Ars Electronica Center, Linz Austria.
Kepler’s Gardens at JKU Campus, Linz, Austria.
Professor Kuchera-Morin and Dr. Rincon will be joined by Jean Johnstone of UC Berkeley, and will evaluate the impact of arts, culture and entertainment to the future of California.
About the California 100 Research Grants
California 100 is a new statewide initiative being incubated at the University of California and Stanford University focused on inspiring a vision and strategy for California’s next century that is innovative, sustainable, and equitable. The initiative will harness the talent of a diverse array of leaders through research, policy innovation, advanced technology, and stakeholder engagement. As part of its research stream of work, California 100 is sponsoring 13 research projects focused on the following issue areas:
Gustavo Alfonso Rincon
EmissionControl2 is a granular sound synthesizer. The theory of granular synthesis is described in the book Microsound (Curtis Roads, 2001, MIT Press).
Released in October 2020, the new app was developed by a team consisting of Professor Curtis Roads acting as project manager, with software developers Jack Kilgore and Rodney Duplessis. Kilgore is a computer science major at UCSB. Duplessis is a PhD student in music composition at UCSB and is also pursuing a Masters degree in the Media Arts and Technology graduate program.
EmissionControl2 is free and open-source software available at: github.com/jackkilgore/EmissionControl2/releases/latest
The project was supported by a Faculty Research Grant from the UCSB Academic Senate.
Media Arts and Technology (MAT) at UCSB is a transdisciplinary graduate program that fuses emergent media, computer science, engineering, electronic music and digital art research, practice, production, and theory. Created by faculty in both the College of Engineering and the College of Letters and Science, MAT offers an unparalleled opportunity for working at the frontiers of art, science, and technology, where new art forms are born and new expressive media are invented.

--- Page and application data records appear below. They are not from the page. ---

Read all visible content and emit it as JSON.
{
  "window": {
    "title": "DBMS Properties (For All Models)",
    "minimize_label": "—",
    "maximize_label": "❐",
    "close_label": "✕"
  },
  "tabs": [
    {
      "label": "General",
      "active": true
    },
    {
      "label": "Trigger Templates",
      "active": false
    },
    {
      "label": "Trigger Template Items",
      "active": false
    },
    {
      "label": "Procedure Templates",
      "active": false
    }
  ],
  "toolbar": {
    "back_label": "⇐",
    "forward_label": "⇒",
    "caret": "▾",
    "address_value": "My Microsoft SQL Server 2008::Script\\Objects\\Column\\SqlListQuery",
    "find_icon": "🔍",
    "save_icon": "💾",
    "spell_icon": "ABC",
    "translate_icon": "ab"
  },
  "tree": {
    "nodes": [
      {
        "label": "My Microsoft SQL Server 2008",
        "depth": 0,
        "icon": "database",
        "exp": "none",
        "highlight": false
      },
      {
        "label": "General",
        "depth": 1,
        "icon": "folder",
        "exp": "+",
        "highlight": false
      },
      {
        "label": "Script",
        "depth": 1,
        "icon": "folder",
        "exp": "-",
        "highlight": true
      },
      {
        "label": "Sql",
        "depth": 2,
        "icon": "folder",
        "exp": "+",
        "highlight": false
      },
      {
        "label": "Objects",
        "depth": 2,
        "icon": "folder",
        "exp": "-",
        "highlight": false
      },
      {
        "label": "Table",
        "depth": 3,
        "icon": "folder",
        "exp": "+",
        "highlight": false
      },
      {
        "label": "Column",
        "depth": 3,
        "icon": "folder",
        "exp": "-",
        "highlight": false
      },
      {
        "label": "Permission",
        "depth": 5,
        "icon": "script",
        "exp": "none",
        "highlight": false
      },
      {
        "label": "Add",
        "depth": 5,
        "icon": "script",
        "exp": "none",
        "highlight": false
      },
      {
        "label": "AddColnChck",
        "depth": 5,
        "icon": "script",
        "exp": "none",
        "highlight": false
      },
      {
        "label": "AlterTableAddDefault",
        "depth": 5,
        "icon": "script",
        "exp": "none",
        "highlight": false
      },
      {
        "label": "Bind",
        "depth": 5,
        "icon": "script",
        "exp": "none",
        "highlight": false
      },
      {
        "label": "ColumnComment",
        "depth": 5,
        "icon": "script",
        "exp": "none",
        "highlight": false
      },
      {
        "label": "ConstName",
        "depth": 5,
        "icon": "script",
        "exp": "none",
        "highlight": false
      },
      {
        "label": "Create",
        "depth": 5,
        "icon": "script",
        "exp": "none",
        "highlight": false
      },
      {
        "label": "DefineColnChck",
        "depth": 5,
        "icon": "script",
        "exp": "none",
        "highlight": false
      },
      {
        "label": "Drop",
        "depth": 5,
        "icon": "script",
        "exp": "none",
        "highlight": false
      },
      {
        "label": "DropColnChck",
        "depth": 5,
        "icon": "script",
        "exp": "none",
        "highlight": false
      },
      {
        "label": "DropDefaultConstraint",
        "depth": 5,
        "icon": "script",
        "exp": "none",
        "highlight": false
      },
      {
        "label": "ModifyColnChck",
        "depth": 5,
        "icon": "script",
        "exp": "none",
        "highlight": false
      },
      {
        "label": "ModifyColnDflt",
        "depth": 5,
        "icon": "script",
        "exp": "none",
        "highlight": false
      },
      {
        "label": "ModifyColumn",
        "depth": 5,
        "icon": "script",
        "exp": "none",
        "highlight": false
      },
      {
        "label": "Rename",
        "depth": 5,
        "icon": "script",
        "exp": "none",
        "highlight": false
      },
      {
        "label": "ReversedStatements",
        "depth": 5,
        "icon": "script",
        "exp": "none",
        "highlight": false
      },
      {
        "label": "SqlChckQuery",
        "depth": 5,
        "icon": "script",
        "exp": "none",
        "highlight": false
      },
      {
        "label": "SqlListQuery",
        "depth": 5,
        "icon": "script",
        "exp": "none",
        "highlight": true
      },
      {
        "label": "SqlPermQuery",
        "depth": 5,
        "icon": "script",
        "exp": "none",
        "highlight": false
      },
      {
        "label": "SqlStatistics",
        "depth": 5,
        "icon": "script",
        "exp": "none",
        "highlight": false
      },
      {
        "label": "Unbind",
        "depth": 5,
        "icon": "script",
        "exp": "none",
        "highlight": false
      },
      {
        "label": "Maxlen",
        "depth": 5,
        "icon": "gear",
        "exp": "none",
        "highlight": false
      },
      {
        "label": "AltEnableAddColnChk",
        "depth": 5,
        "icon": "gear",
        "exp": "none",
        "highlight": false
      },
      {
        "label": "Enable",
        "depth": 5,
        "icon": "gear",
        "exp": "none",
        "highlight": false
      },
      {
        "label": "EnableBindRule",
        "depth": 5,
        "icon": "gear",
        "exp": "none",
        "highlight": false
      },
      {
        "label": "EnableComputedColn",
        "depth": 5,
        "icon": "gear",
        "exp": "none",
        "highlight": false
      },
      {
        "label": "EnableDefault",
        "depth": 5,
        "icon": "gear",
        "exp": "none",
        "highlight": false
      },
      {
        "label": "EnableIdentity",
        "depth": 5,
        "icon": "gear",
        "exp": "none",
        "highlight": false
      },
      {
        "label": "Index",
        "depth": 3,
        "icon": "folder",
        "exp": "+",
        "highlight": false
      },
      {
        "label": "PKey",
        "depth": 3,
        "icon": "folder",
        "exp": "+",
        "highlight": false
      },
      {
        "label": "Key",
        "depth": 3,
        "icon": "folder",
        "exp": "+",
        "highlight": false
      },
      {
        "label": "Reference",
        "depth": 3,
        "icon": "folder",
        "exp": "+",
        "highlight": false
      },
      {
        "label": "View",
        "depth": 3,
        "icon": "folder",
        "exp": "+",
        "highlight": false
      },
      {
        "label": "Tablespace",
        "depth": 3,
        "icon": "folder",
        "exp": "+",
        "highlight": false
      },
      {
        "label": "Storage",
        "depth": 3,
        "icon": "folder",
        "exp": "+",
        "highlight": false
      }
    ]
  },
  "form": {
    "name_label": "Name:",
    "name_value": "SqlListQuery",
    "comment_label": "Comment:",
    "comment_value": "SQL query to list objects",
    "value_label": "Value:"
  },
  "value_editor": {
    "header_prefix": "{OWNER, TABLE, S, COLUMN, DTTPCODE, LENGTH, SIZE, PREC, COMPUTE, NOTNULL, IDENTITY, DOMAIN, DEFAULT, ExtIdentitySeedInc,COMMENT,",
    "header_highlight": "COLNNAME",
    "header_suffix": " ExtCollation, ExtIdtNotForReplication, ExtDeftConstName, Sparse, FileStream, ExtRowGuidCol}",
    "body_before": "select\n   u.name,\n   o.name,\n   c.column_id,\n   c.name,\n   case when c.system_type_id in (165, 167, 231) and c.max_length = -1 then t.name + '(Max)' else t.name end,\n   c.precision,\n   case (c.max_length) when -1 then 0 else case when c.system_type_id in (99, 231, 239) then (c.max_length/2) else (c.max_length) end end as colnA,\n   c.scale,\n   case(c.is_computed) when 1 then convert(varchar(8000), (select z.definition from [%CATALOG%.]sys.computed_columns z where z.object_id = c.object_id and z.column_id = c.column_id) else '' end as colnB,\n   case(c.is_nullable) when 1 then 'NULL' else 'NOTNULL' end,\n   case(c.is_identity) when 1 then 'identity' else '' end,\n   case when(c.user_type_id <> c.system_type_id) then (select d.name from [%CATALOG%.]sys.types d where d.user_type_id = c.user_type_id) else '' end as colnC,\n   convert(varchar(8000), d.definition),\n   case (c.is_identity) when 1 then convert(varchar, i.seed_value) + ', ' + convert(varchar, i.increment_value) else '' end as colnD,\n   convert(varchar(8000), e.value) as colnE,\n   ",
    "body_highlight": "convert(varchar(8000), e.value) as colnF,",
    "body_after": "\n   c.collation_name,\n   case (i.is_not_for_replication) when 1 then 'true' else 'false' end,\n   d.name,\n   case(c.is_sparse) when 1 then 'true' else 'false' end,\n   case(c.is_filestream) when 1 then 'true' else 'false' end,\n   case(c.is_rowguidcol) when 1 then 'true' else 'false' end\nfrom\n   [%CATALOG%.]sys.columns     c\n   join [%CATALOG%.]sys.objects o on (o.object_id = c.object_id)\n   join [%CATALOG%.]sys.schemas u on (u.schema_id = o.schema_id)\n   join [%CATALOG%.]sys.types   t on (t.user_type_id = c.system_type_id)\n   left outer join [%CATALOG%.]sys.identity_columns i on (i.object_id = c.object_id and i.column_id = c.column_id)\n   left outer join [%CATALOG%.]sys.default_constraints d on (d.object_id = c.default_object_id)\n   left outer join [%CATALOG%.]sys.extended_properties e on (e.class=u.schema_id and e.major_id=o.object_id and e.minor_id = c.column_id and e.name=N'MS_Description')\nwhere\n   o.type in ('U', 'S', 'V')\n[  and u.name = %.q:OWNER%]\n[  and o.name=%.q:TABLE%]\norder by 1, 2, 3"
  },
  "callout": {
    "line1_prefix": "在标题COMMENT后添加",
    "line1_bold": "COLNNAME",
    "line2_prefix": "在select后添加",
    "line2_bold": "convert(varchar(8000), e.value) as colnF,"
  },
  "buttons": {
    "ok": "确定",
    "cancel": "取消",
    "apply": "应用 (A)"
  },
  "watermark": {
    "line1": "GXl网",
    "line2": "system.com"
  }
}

In MAT, we seek to define and to create the future of media art and media technology. Our research explores the limits of what is possible in technologically sophisticated art and media, both from an artistic and an engineering viewpoint. Combining art, science, engineering, and theory, MAT graduate studies provide students with a combination of critical and technical tools that prepare them for leadership roles in artistic, engineering, production/direction, educational, and research contexts.
The program offers Master of Science and Ph.D. degrees in Media Arts and Technology. MAT students may focus on an area of emphasis (multimedia engineering, electronic music and sound design, or visual and spatial arts), but all students should strive to transcend traditional disciplinary boundaries and work with other students and faculty in collaborative, multidisciplinary research projects and courses.